Bush should move with caution

The Cold War might be over, but there’s still much to be done before the United States and Russia truly can say there is no chance things will return to the way they used to be.

On Saturday, President George Bush and Russian President Boris Yeltsin met “as friends” and to remove “any remnants of Cold War hostility” between the two nations.

While the move might have been a good political show for both parties, Yeltsin really needs assistance from the United States. To help out, the U.S. has been sending an airlift of emergency food and medical supplies to the newly independent states, which has been a wise political move on Bush’s part.

A far better leader in foreign affairs than domestic (the U.S. economic shambles is proof enough), Bush knows that if the new system in Moscow collapses, the arms race could continue.

Yeltsin himself said “if the reform in Russia goes under, that means there will be a Cold War (which could) turn into a hot war. There is again going to be an arms race.”

Now, Bush is trying to bring quick reductions in nuclear weapons because there is still uncertainty about the number of missiles aimed at major U.S. cities and American missiles are still aimed at military targets in the Soviet’s territory.

Bush, however, should be proceeding with caution in his dealings with a vastly different and new Russia, because the new union is delicate and could crumble at any time.

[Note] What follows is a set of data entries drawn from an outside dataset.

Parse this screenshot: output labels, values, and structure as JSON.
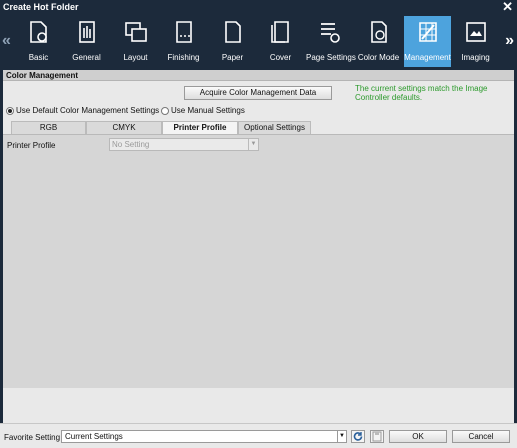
{
  "window": {
    "title": "Create Hot Folder",
    "close_glyph": "✕"
  },
  "toolbar": {
    "prev_glyph": "«",
    "next_glyph": "»",
    "buttons": [
      {
        "label": "Basic",
        "icon": "basic-icon"
      },
      {
        "label": "General",
        "icon": "general-icon"
      },
      {
        "label": "Layout",
        "icon": "layout-icon"
      },
      {
        "label": "Finishing",
        "icon": "finishing-icon"
      },
      {
        "label": "Paper",
        "icon": "paper-icon"
      },
      {
        "label": "Cover",
        "icon": "cover-icon"
      },
      {
        "label": "Page Settings",
        "icon": "page-settings-icon"
      },
      {
        "label": "Color Mode",
        "icon": "color-mode-icon"
      },
      {
        "label": "Management",
        "icon": "management-icon",
        "active": true
      },
      {
        "label": "Imaging",
        "icon": "imaging-icon"
      }
    ]
  },
  "section": {
    "title": "Color Management",
    "acquire_button": "Acquire Color Management Data",
    "note": "The current settings match the Image Controller defaults.",
    "radio_default": "Use Default Color Management Settings",
    "radio_manual": "Use Manual Settings",
    "tabs": [
      "RGB",
      "CMYK",
      "Printer Profile",
      "Optional Settings"
    ],
    "active_tab": "Printer Profile",
    "printer_profile_label": "Printer Profile",
    "printer_profile_value": "No Setting"
  },
  "footer": {
    "favorite_label": "Favorite Setting",
    "favorite_value": "Current Settings",
    "ok": "OK",
    "cancel": "Cancel"
  },
  "colors": {
    "accent": "#4da3dd",
    "titlebar": "#1c2a3b",
    "note_green": "#2c9a2c"
  }
}
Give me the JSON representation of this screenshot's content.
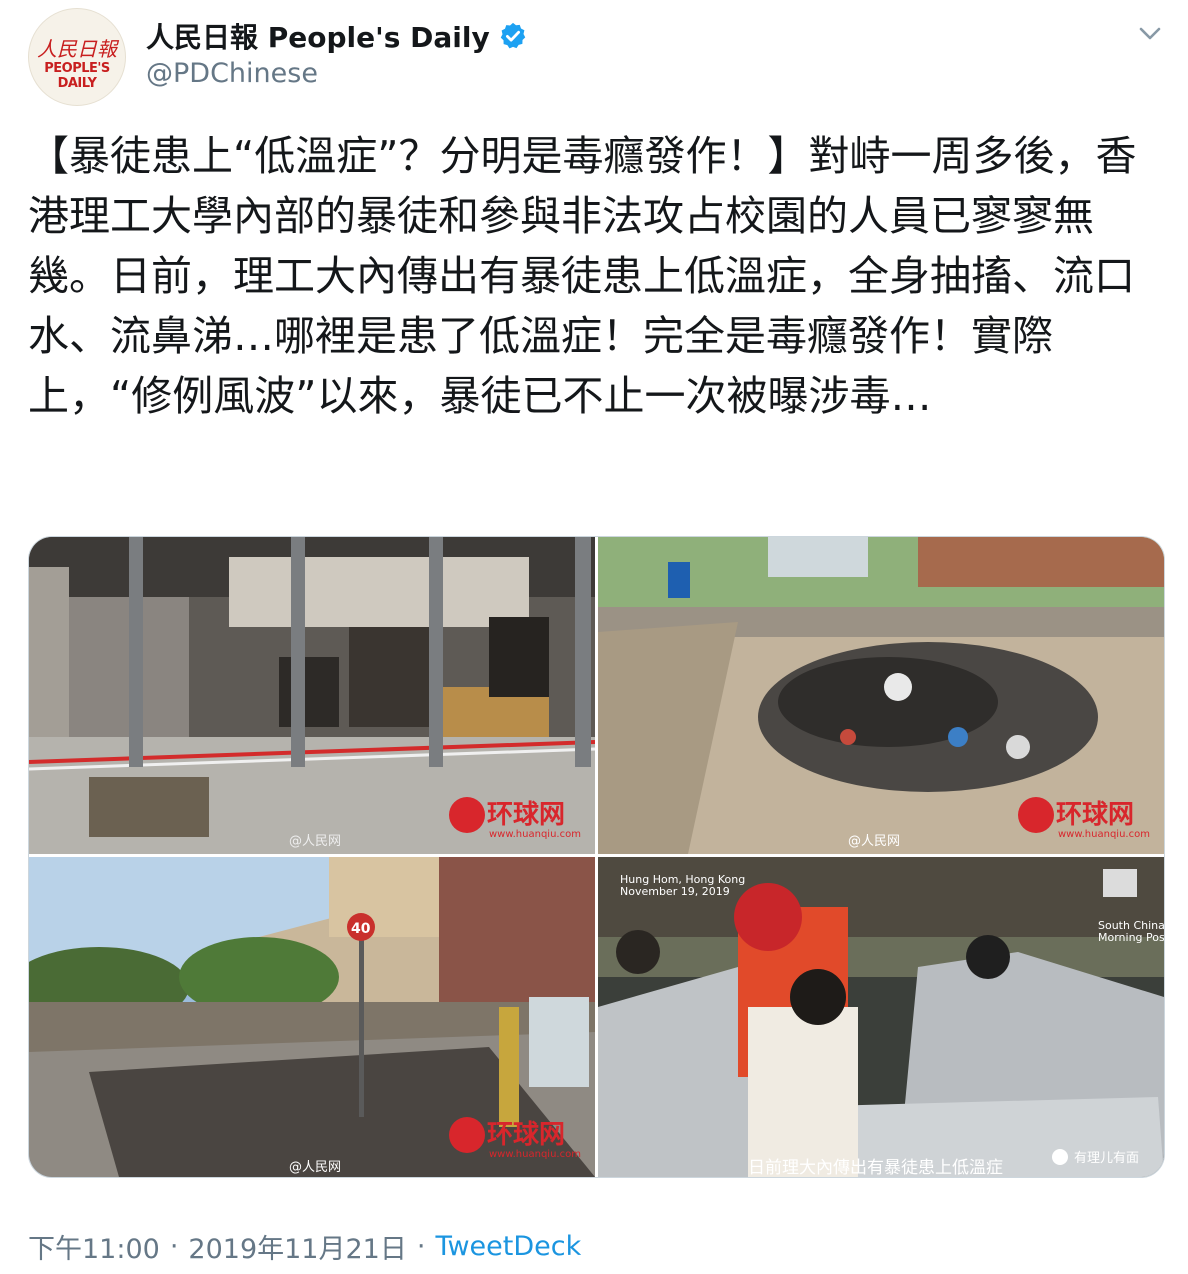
{
  "author": {
    "avatar_logo_cn": "人民日報",
    "avatar_logo_en": "PEOPLE'S DAILY",
    "display_name": "人民日報 People's Daily",
    "handle": "@PDChinese",
    "verified": true
  },
  "tweet": {
    "text": "【暴徒患上“低溫症”？分明是毒癮發作！】對峙一周多後，香港理工大學內部的暴徒和參與非法攻占校園的人員已寥寥無幾。日前，理工大內傳出有暴徒患上低溫症，全身抽搐、流口水、流鼻涕…哪裡是患了低溫症！完全是毒癮發作！實際上，“修例風波”以來，暴徒已不止一次被曝涉毒…"
  },
  "media": {
    "photo1": {
      "watermark_logo": "环球网",
      "watermark_url": "www.huanqiu.com",
      "credit": "@人民网"
    },
    "photo2": {
      "watermark_logo": "环球网",
      "watermark_url": "www.huanqiu.com",
      "credit": "@人民网"
    },
    "photo3": {
      "watermark_logo": "环球网",
      "watermark_url": "www.huanqiu.com",
      "credit": "@人民网",
      "sign_number": "40"
    },
    "photo4": {
      "location": "Hung Hom, Hong Kong",
      "date": "November 19, 2019",
      "scmp_line1": "South China",
      "scmp_line2": "Morning Post",
      "subtitle": "日前理大內傳出有暴徒患上低溫症",
      "wechat_credit": "有理儿有面"
    }
  },
  "meta": {
    "time": "下午11:00",
    "separator": "·",
    "date": "2019年11月21日",
    "source": "TweetDeck"
  },
  "colors": {
    "text": "#14171a",
    "secondary": "#657786",
    "link": "#1b95e0",
    "verified": "#1da1f2",
    "brand_red": "#c81f1f"
  }
}
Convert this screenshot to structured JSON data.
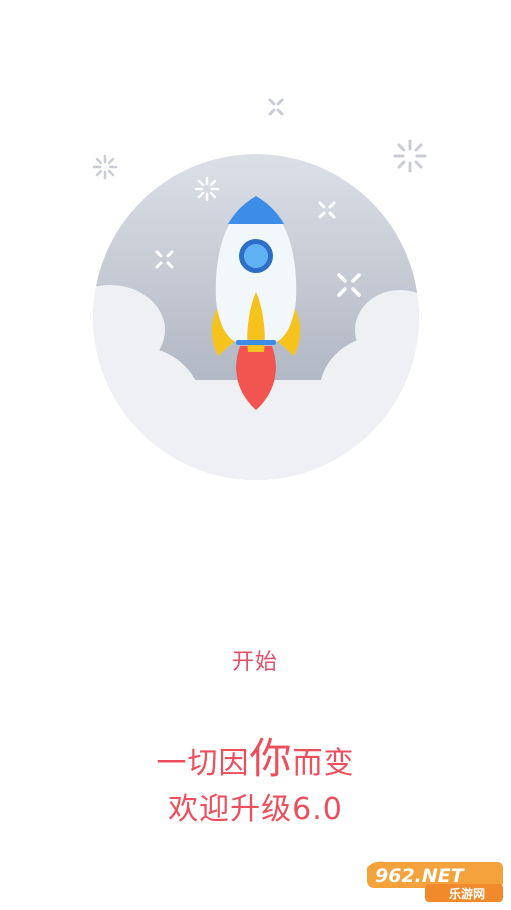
{
  "start_button": {
    "label": "开始"
  },
  "slogan": {
    "line1_before": "一切因",
    "line1_big": "你",
    "line1_after": "而变",
    "line2": "欢迎升级6.0"
  },
  "watermark": {
    "logo_text": "962.NET",
    "site_text": "乐游网"
  },
  "colors": {
    "accent": "#e0506a",
    "slogan": "#ee4e5c",
    "rocket_body": "#f2f7fb",
    "rocket_nose": "#3b8de8",
    "rocket_fins": "#f6c21d",
    "flame": "#f2544f"
  },
  "icons": [
    "rocket-icon",
    "cloud-icon",
    "sparkle-icon",
    "star-cross-icon"
  ]
}
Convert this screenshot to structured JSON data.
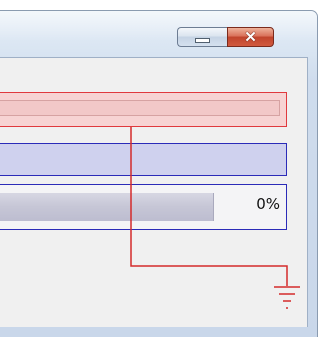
{
  "window": {
    "minimize_glyph": "minimize-icon",
    "close_glyph": "✕"
  },
  "progress": {
    "label": "0%",
    "value": 0
  },
  "icons": {
    "ground": "ground-symbol-icon"
  },
  "colors": {
    "red_outline": "#e0393e",
    "red_fill": "#f7d3d3",
    "blue_outline": "#2b2bb8",
    "blue_fill": "#cfd1ee",
    "close_button": "#c0442c"
  }
}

It’s better to make changes one step at a time. The world can’t change overnight.